Here is a colored woodcut, made by one of my favourite engraver, Albrecht Dürer, in 1493, showing Icarus and his father flying, just before the fall of Icarus.

Here is an Italian engraving (school of Finiguerra) showing the Cretan labyrinth.
Maso Finiguerra (1426-1464) was an engraver (but also a goldsmith) working in Florence. Giorgio Giorgio Vasari declared that he invented the process of engraving to print paper, but it is now proven that Germany developed it before Italy.

The engraving below was done in 1588 by Hendrick Goltzius, showing the Fall of Icarus. Based on a Cornelis Cornelisz van Haarlem design.
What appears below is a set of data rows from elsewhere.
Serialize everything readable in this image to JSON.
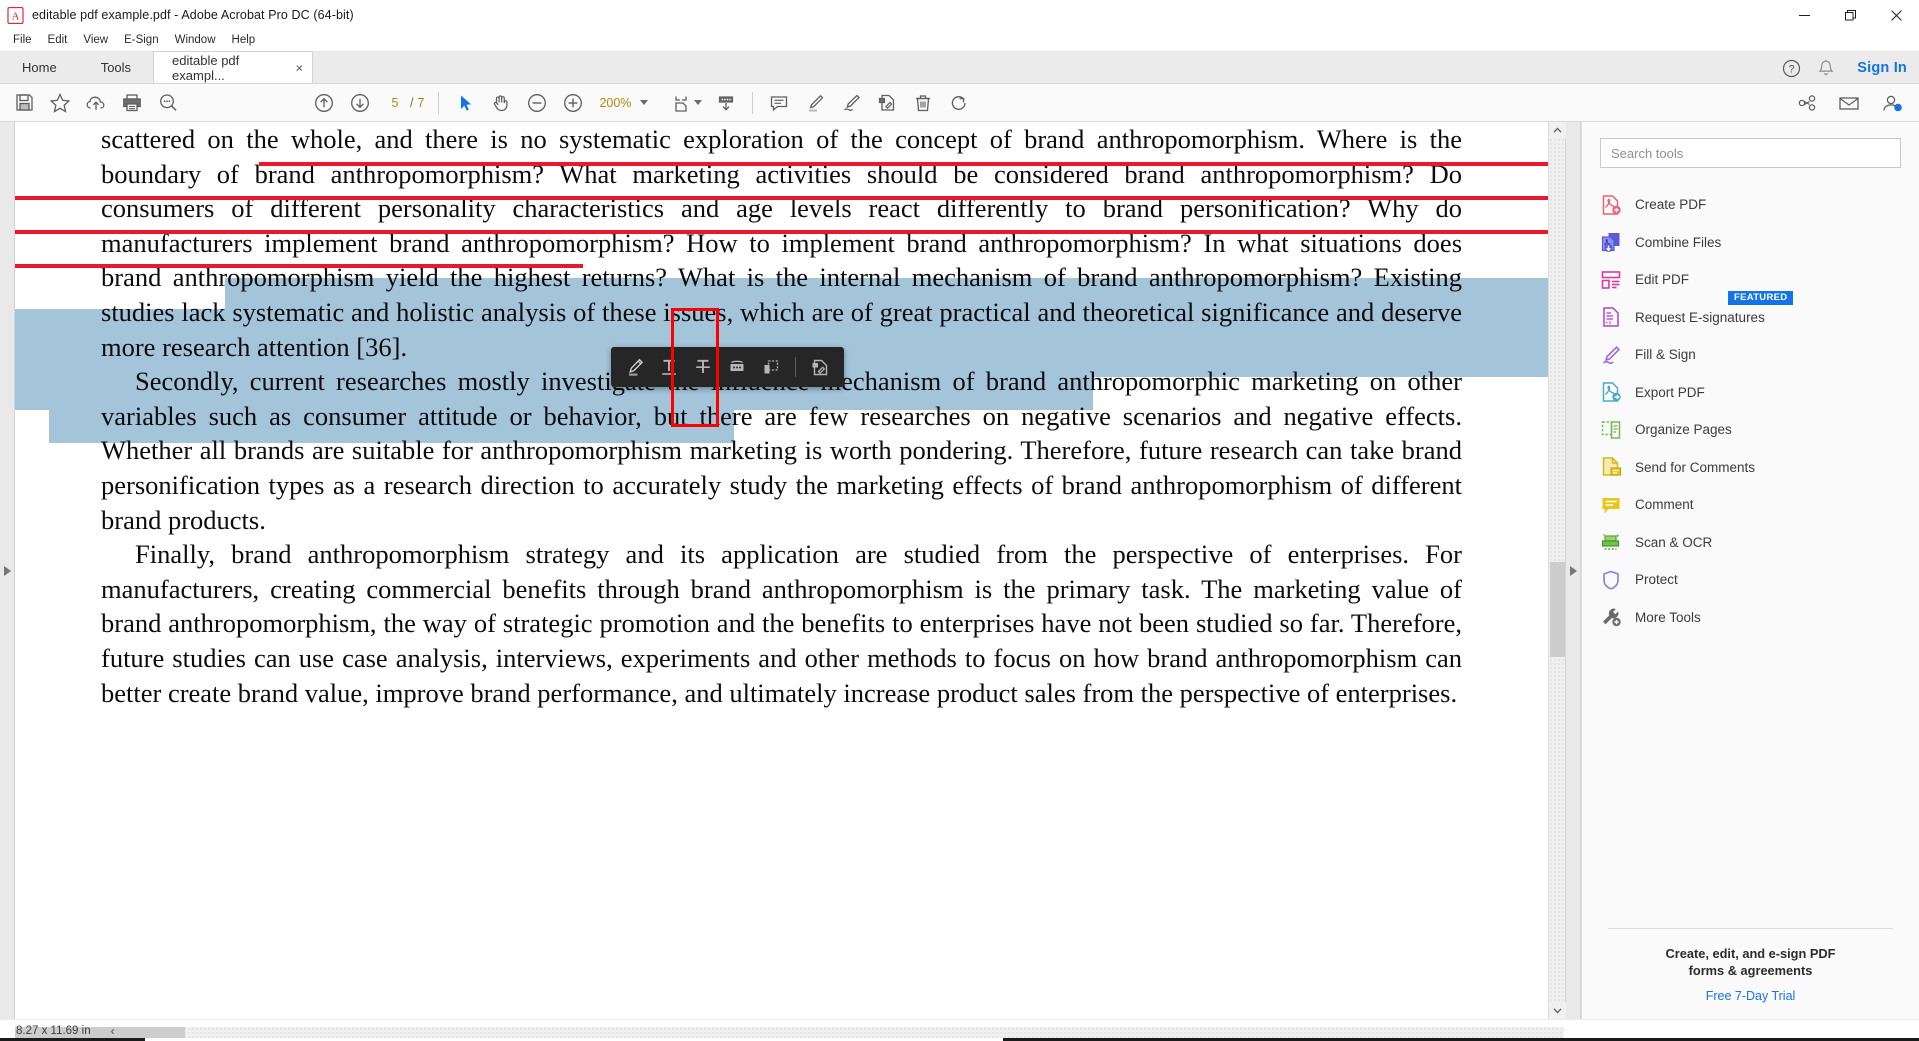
{
  "window": {
    "title": "editable pdf example.pdf - Adobe Acrobat Pro DC (64-bit)",
    "app_icon": "acrobat-icon",
    "minimize": "—",
    "maximize": "❐",
    "close": "✕"
  },
  "menubar": {
    "items": [
      "File",
      "Edit",
      "View",
      "E-Sign",
      "Window",
      "Help"
    ]
  },
  "tabbar": {
    "home": "Home",
    "tools": "Tools",
    "document_tab": "editable pdf exampl...",
    "close_tab": "×",
    "help_icon": "question-mark-icon",
    "bell_icon": "notification-bell-icon",
    "signin": "Sign In"
  },
  "toolbar": {
    "save": "save-icon",
    "star": "add-to-favorites-icon",
    "upload": "upload-to-cloud-icon",
    "print": "print-icon",
    "find": "find-icon",
    "prev_page": "previous-page-icon",
    "next_page": "next-page-icon",
    "page_current": "5",
    "page_separator": "/",
    "page_total": "7",
    "select_tool": "cursor-select-icon",
    "hand_tool": "hand-pan-icon",
    "zoom_out": "zoom-out-icon",
    "zoom_in": "zoom-in-icon",
    "zoom_level": "200%",
    "page_fit": "page-fit-icon",
    "scroll_mode": "scroll-mode-icon",
    "comment": "comment-icon",
    "highlight": "highlight-marker-icon",
    "draw": "draw-freehand-icon",
    "stamp": "stamp-icon",
    "delete": "trash-icon",
    "rotate": "rotate-clockwise-icon",
    "share_link": "share-link-icon",
    "email": "email-icon",
    "account": "account-avatar-icon"
  },
  "float_toolbar": {
    "buttons": [
      {
        "name": "highlight-text-icon",
        "label": "Highlight text"
      },
      {
        "name": "underline-text-icon",
        "label": "Underline text"
      },
      {
        "name": "strikethrough-text-icon",
        "label": "Strikethrough text"
      },
      {
        "name": "add-text-comment-icon",
        "label": "Add text comment"
      },
      {
        "name": "add-text-box-icon",
        "label": "Add text box"
      },
      {
        "name": "add-stamp-icon",
        "label": "Add stamp"
      }
    ],
    "selected_index": 2
  },
  "document": {
    "paragraphs": [
      {
        "id": "p1",
        "segments": [
          {
            "text": "scattered on the whole, and there is no systematic exploration of the concept of brand anthropomorphism. ",
            "style": "plain"
          },
          {
            "text": "Where is the boundary of brand anthropomorphism? What marketing activities should be considered brand anthropomorphism? Do consumers of different personality characteristics and age levels react differently to brand personification? Why do manufacturers implement brand anthropomorphism? How to implement brand",
            "style": "strikethrough"
          },
          {
            "text": " anthropomorphism? In what situations does brand anthropomorphism ",
            "style": "plain"
          },
          {
            "text": "yield the highest returns? What is the internal mechanism of brand anthropomorphism? Existing studies lack systematic and holistic analysis of these issues, which are of great practical and theoretical significance and deserve more research attention [36].",
            "style": "highlight"
          }
        ]
      },
      {
        "id": "p2",
        "segments": [
          {
            "text": "Secondly, current researches mostly investigate",
            "style": "highlight-indent"
          },
          {
            "text": " the influence mechanism of brand anthropomorphic marketing on other variables such as consumer attitude or behavior, but there are few researches on negative scenarios and negative effects. Whether all brands are suitable for anthropomorphism marketing is worth pondering. Therefore, future research can take brand personification types as a research direction to accurately study the marketing effects of brand anthropomorphism of different brand products.",
            "style": "plain"
          }
        ]
      },
      {
        "id": "p3",
        "segments": [
          {
            "text": "Finally, brand anthropomorphism strategy and its application are studied from the perspective of enterprises. For manufacturers, creating commercial benefits through brand anthropomorphism is the primary task. The marketing value of brand anthropomorphism, the way of strategic promotion and the benefits to enterprises have not been studied so far. Therefore, future studies can use case analysis, interviews, experiments and other methods to focus on how brand anthropomorphism can better create brand value, improve brand performance, and ultimately increase product sales from the perspective of enterprises.",
            "style": "plain-indent"
          }
        ]
      }
    ]
  },
  "tools_panel": {
    "search_placeholder": "Search tools",
    "items": [
      {
        "label": "Create PDF",
        "icon": "create-pdf-icon",
        "badge": ""
      },
      {
        "label": "Combine Files",
        "icon": "combine-files-icon",
        "badge": ""
      },
      {
        "label": "Edit PDF",
        "icon": "edit-pdf-icon",
        "badge": ""
      },
      {
        "label": "Request E-signatures",
        "icon": "request-esignatures-icon",
        "badge": "FEATURED"
      },
      {
        "label": "Fill & Sign",
        "icon": "fill-and-sign-icon",
        "badge": ""
      },
      {
        "label": "Export PDF",
        "icon": "export-pdf-icon",
        "badge": ""
      },
      {
        "label": "Organize Pages",
        "icon": "organize-pages-icon",
        "badge": ""
      },
      {
        "label": "Send for Comments",
        "icon": "send-for-comments-icon",
        "badge": ""
      },
      {
        "label": "Comment",
        "icon": "comment-tool-icon",
        "badge": ""
      },
      {
        "label": "Scan & OCR",
        "icon": "scan-and-ocr-icon",
        "badge": ""
      },
      {
        "label": "Protect",
        "icon": "protect-shield-icon",
        "badge": ""
      },
      {
        "label": "More Tools",
        "icon": "more-tools-icon",
        "badge": ""
      }
    ],
    "promo_line1": "Create, edit, and e-sign PDF",
    "promo_line2": "forms & agreements",
    "trial_link": "Free 7-Day Trial"
  },
  "statusbar": {
    "page_size": "8.27 x 11.69 in",
    "prev_view": "‹"
  },
  "colors": {
    "accent_blue": "#1473e6",
    "strike_red": "#e8192c",
    "highlight_blue": "#a4c4da",
    "focus_red": "#ff0000",
    "toolbar_bg": "#fafafa",
    "page_number": "#b8860b"
  }
}
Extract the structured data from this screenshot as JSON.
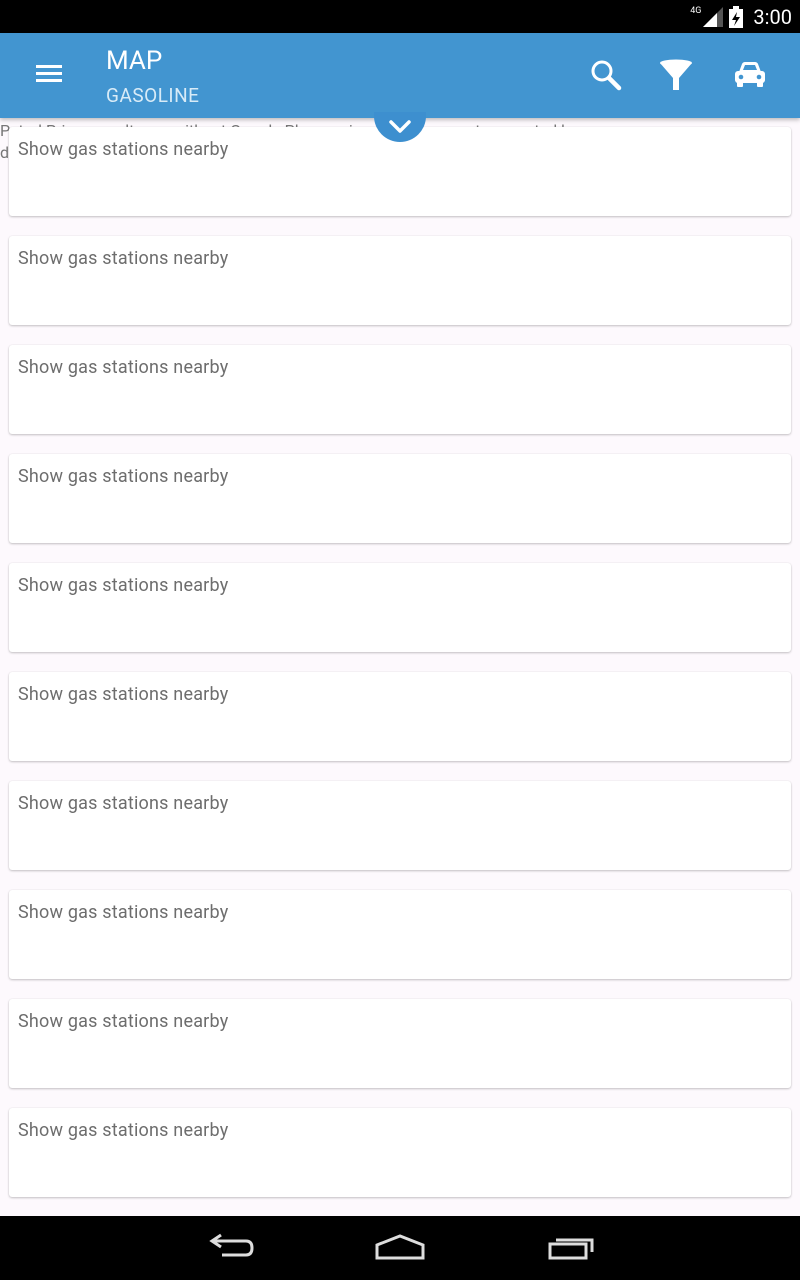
{
  "status_bar": {
    "network": "4G",
    "time": "3:00"
  },
  "app_bar": {
    "title": "MAP",
    "subtitle": "GASOLINE"
  },
  "background_notice": {
    "line1": "Petrol Prices results are without Google Play services, which are not supported by",
    "line2": "d"
  },
  "list": {
    "items": [
      {
        "label": "Show gas stations nearby"
      },
      {
        "label": "Show gas stations nearby"
      },
      {
        "label": "Show gas stations nearby"
      },
      {
        "label": "Show gas stations nearby"
      },
      {
        "label": "Show gas stations nearby"
      },
      {
        "label": "Show gas stations nearby"
      },
      {
        "label": "Show gas stations nearby"
      },
      {
        "label": "Show gas stations nearby"
      },
      {
        "label": "Show gas stations nearby"
      },
      {
        "label": "Show gas stations nearby"
      }
    ]
  },
  "icons": {
    "menu": "hamburger-menu-icon",
    "search": "search-icon",
    "filter": "filter-funnel-icon",
    "car": "car-icon",
    "pull": "chevron-down-icon",
    "back": "back-icon",
    "home": "home-icon",
    "recents": "recents-icon"
  },
  "colors": {
    "primary": "#4295d0",
    "status_bar": "#000000",
    "background": "#fdf9fd"
  }
}
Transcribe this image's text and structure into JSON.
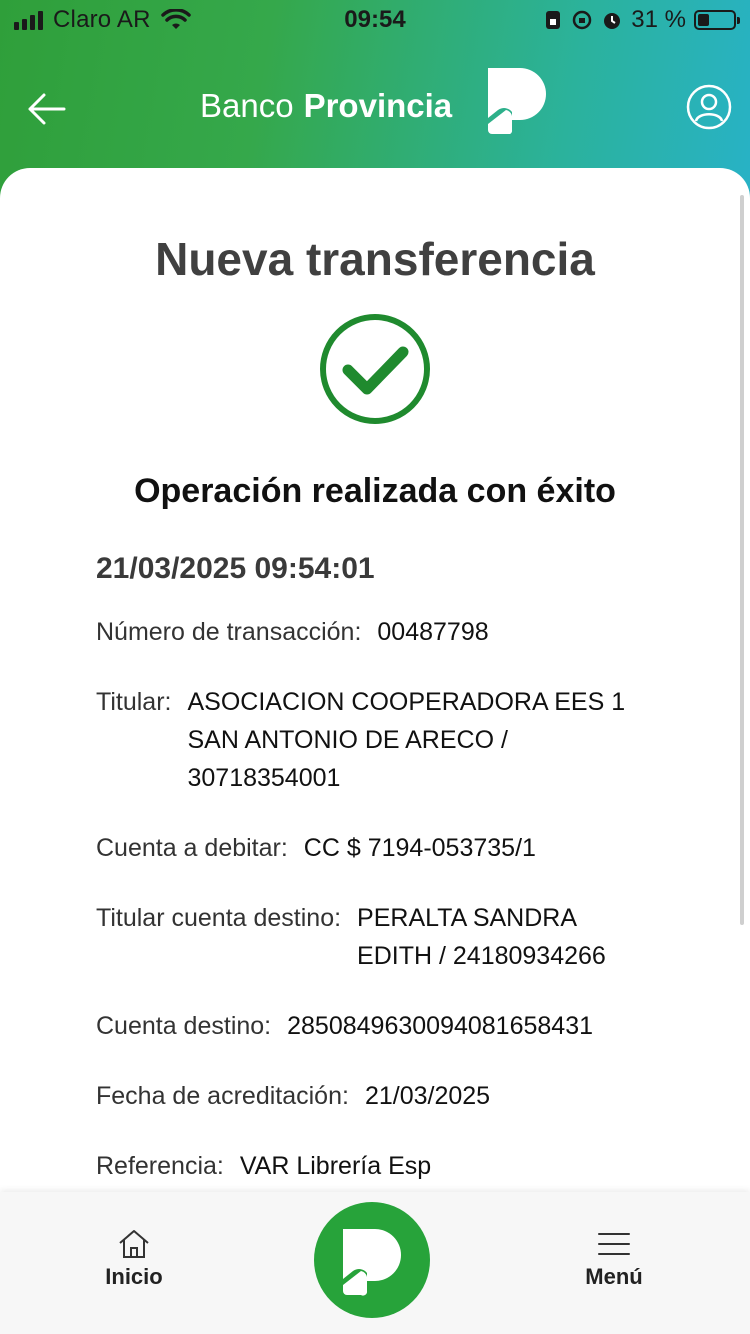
{
  "status_bar": {
    "carrier": "Claro AR",
    "time": "09:54",
    "battery_percent": "31 %",
    "battery_level": 0.31
  },
  "header": {
    "brand_light": "Banco",
    "brand_bold": "Provincia",
    "icons": {
      "back": "arrow-left-icon",
      "logo": "banco-provincia-logo",
      "user": "user-profile-icon"
    },
    "gradient_colors": [
      "#2f9f3a",
      "#28b2c6"
    ]
  },
  "page": {
    "title": "Nueva transferencia",
    "success_message": "Operación realizada con éxito",
    "datetime": "21/03/2025 09:54:01",
    "accent_color": "#1f8a2e"
  },
  "details": {
    "transaction_number": {
      "label": "Número de transacción:",
      "value": "00487798"
    },
    "holder": {
      "label": "Titular:",
      "lines": [
        "ASOCIACION COOPERADORA EES 1",
        "SAN ANTONIO DE ARECO /",
        "30718354001"
      ]
    },
    "debit_account": {
      "label": "Cuenta a debitar:",
      "value": "CC $ 7194-053735/1"
    },
    "destination_holder": {
      "label": "Titular cuenta destino:",
      "lines": [
        "PERALTA SANDRA",
        "EDITH / 24180934266"
      ]
    },
    "destination_account": {
      "label": "Cuenta destino:",
      "value": "2850849630094081658431"
    },
    "credit_date": {
      "label": "Fecha de acreditación:",
      "value": "21/03/2025"
    },
    "reference": {
      "label": "Referencia:",
      "value": "VAR Librería Esp"
    }
  },
  "bottom_nav": {
    "home_label": "Inicio",
    "menu_label": "Menú",
    "icons": {
      "home": "home-icon",
      "center": "provincia-logo-button",
      "menu": "hamburger-menu-icon"
    },
    "fab_color": "#27a33a"
  }
}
And here is a woodcut made by the German engraver Virgil Solis (1514-1562), to illustrate the Ovide's Metamorphoses book relating the myth of Icarus. He made 183 engravings for Ovid texts. This engraving is visible in Glasgow. He was influenced by the French engraver Bernard Salomon.

 And the Salomon version here from 1557:

In France, we found one engraving from Bernard Picart (1673-1733), who was extremely talented even at a young age, possibly due to his father's skills and good practice at the Royal Academy. Indeed at the age of sixteen he got honors at the Academy of Paris. He established fully in Amsterdam, in 1710, which was a major center for both publishing and printmaking.
This engraving 'The Fall of Icarus' originates from The Temple of the Muses, a portfolio of sixty plates both designed and engraved by Bernard Picart.

Sources :